Solar panels undergo plenty of testing as they are designed and developed. Through experiences with Superstorm Sandy to Hurricane Irma, it has become apparent that solar panels are a rugged and practical system that can generate electricity for your home, for a city, or for a business when the electrical grid is off-line.

Testing and Real World Performance

Second to flooding, most of the damage caused by hurricanes is due to the high winds that accompany the storm. Additionally, the wind doesn’t have the courtesy to blow from just one direction; as the eye of the hurricane passes, the winds switch direction.

The wind can cause damage in distinct ways. For example, a large number of solar panel installations are on roofs; the panels stand slightly above the roof’s surface, creating an issue with uplift. Uplift is a force caused by wind blowing between the roof and the panels.

Vendors ensure systems are designed to withstand uplift forces by fastening panels to the roof beams with large lag bolts. As long as the roof itself was properly built and maintained, there is little chance of solar panels tearing the roof off your house due to uplift or other wind forces.

Testing by solar manufacturers includes a certification that the panels can withstand winds of up to 140 miles-per-hour, the equivalent of a Category 4 hurricane, which has average winds speeds of 130 to 156 mph.
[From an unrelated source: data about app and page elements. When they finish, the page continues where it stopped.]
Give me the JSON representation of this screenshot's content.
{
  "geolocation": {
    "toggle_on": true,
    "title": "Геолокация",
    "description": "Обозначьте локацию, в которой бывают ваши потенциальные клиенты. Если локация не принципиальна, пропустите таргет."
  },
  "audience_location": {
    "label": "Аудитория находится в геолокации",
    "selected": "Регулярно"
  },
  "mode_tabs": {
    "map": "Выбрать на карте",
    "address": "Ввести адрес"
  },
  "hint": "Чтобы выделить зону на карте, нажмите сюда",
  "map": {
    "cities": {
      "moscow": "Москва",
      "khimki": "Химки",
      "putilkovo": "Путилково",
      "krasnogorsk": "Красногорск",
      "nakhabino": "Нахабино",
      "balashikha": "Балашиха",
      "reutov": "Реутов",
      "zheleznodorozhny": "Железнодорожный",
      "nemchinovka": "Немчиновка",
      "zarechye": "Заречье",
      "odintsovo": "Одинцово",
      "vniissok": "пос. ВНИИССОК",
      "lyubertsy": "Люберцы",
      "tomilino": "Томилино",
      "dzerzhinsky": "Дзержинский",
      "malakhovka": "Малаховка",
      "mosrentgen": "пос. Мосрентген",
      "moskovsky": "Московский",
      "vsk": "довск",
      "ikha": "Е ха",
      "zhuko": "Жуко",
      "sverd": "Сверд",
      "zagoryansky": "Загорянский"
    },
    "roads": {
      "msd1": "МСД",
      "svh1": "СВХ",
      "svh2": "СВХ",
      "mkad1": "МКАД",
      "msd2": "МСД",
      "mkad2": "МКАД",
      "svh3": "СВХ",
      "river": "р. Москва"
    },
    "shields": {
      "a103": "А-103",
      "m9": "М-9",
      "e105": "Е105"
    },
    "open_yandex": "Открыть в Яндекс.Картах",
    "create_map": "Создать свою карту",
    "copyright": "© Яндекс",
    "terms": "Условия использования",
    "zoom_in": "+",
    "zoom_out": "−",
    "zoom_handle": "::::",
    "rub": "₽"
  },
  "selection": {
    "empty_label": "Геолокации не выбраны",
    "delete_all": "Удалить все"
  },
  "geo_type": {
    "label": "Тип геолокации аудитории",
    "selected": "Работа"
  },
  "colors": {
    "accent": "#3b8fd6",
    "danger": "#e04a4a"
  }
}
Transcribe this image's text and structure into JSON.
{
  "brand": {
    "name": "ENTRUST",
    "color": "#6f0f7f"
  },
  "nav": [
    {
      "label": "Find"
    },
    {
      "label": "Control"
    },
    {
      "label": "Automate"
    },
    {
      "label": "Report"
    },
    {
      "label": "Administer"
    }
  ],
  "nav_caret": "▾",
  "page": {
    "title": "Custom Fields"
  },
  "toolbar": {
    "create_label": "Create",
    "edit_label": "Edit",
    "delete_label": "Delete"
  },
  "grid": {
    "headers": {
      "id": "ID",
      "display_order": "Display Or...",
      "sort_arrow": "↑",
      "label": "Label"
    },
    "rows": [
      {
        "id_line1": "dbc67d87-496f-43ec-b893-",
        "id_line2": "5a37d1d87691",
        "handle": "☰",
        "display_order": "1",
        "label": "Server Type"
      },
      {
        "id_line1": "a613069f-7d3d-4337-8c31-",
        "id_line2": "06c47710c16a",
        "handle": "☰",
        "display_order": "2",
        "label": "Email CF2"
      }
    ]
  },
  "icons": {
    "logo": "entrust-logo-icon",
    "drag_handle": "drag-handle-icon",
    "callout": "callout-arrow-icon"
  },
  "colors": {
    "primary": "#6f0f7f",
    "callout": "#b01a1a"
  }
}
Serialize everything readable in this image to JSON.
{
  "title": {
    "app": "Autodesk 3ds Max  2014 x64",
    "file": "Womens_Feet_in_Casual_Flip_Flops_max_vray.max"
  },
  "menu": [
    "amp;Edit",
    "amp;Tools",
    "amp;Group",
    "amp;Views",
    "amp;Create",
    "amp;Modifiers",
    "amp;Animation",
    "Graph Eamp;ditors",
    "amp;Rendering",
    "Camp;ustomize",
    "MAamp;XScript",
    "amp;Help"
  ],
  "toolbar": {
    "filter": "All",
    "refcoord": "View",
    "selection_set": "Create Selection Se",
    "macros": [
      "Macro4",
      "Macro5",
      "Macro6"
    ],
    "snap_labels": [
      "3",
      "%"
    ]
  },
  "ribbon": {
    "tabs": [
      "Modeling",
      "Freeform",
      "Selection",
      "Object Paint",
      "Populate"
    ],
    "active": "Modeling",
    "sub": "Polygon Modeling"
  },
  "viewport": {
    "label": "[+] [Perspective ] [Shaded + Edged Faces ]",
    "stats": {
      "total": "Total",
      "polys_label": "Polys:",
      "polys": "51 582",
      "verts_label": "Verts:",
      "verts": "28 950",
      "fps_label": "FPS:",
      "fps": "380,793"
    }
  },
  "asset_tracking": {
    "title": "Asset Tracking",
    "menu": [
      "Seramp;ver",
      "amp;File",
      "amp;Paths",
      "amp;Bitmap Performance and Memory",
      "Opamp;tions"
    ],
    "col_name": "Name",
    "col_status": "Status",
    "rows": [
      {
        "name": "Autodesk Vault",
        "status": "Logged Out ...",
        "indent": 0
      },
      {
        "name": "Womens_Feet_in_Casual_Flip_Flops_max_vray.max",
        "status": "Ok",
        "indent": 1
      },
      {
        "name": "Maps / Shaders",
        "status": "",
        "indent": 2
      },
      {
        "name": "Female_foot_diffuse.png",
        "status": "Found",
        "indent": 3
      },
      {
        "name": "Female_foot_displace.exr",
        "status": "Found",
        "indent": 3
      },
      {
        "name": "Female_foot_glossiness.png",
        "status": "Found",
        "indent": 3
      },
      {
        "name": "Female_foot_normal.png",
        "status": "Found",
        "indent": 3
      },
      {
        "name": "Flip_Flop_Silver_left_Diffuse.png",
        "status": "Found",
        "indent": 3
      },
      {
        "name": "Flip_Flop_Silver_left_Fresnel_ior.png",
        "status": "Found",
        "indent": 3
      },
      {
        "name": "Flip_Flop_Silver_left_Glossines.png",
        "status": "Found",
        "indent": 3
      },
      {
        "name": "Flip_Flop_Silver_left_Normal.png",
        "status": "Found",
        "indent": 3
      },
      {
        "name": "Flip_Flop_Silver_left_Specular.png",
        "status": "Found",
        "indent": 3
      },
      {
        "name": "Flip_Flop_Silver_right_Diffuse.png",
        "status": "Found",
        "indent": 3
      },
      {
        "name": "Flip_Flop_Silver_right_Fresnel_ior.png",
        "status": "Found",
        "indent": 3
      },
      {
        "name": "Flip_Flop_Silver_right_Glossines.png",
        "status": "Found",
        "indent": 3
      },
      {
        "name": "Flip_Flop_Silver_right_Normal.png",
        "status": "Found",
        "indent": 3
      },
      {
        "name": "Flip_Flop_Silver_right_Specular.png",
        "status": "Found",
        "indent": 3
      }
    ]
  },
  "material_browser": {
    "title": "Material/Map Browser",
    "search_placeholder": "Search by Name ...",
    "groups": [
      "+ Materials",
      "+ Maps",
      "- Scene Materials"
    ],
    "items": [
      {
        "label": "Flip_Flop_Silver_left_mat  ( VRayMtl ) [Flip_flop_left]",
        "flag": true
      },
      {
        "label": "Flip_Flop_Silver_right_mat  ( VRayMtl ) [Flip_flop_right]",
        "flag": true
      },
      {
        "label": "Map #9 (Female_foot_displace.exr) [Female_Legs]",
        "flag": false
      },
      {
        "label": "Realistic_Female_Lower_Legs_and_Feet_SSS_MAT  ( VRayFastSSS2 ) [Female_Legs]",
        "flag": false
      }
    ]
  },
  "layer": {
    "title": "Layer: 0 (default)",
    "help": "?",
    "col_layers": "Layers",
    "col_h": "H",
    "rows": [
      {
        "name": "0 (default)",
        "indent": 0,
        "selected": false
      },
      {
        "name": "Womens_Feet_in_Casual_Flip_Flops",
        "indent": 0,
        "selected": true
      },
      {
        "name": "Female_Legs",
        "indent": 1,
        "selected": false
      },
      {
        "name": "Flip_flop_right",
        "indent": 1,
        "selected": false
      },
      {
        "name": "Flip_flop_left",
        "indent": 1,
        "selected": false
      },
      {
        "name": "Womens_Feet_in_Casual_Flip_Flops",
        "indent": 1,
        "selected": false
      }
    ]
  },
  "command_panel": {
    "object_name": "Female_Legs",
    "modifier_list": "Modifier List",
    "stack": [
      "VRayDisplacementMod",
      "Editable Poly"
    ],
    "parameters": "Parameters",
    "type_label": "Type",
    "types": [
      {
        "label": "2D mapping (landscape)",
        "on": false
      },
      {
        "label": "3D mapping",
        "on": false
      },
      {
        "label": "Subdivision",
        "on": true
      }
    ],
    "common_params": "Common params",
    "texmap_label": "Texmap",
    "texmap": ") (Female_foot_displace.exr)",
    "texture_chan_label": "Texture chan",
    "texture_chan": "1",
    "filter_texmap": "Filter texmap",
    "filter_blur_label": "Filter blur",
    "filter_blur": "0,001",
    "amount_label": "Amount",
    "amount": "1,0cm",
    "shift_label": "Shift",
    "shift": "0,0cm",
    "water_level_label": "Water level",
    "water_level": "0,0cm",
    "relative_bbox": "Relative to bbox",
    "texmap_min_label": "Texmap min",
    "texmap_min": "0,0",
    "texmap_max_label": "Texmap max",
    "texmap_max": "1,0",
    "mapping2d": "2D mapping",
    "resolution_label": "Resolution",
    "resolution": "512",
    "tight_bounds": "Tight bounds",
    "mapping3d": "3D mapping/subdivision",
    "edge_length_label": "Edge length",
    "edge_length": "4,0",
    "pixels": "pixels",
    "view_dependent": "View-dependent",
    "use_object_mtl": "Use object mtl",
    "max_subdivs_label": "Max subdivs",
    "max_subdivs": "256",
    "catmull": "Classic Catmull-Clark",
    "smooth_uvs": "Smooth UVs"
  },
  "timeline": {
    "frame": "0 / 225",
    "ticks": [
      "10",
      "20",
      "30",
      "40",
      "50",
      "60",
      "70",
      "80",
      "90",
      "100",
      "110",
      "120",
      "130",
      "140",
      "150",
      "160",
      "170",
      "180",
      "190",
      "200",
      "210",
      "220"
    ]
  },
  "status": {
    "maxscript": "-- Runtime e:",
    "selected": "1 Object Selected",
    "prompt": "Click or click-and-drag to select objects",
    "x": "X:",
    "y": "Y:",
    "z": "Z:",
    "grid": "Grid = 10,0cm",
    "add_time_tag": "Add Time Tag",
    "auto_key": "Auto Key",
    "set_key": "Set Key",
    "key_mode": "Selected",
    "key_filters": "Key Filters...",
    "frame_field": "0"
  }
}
In real-world performance, there are reports that nearly all solar panels that were in areas hit by Superstorm Sandy (2012), Hurricane Michael (2016), and Hurricane Irma (2017), survived the high winds with few individual panels damaged beyond functioning. Any other losses were due to the destruction of an entire roof or structure.

In cases where the homeowner had an individual inverter, power to the home was restored as soon as the owner plugged into the inverter. At least one municipality used solar-powered traffic lights to control major thoroughfares until power to the city could be restored.

Continuing Measures to Improve Durability and Quality Assurance

Certain states and municipalities have actually put standards into place for solar installations. Most Florida cities require them to withstand winds of at least 160 mph while Houston, TX requires solar panels to withstand 110 mph winds.

The Office of Energy Efficiency and Renewable Energy drives the SunShot Initiative, which works to reduce the cost of solar energy to everyone in the US. The Office also supports work to improve solar panel durability. SunShot funds the National Renewable Energy Laboratory (NREL) participate in the International PV Quality Assurance Task Force (PVQAT) to develop design standards.

As you can see, even without the implementation of standards, most solar vendors strive to develop panel systems that withstand much higher winds and other damage than the standards in Florida and Texas. The PVQAT focuses on developing solar energy technology standards and establishing a rating system for photovoltaic (solar panel) modules based on the climate and application, guidelines for factory inspection and quality assurance, and PV system certification.

The Durable Module Materials Consortium (DuraMAT) is a group of national research labs and universities working to improve solar energy system materials and designs. This group is part of the Energy Materials Network, a Department of Energy program working to reduce time-to-market for clean energy materials.

So don’t let worries about hurricane-force winds keep you from taking advantage of reliable and sustainable solar energy. Solar panels have passed not only factory testing but survived in some of the worst storms the US has seen in the past five years. If solar energy systems survived the latest extreme weather in functional order, there is little for you to worry about in your neck of the woods.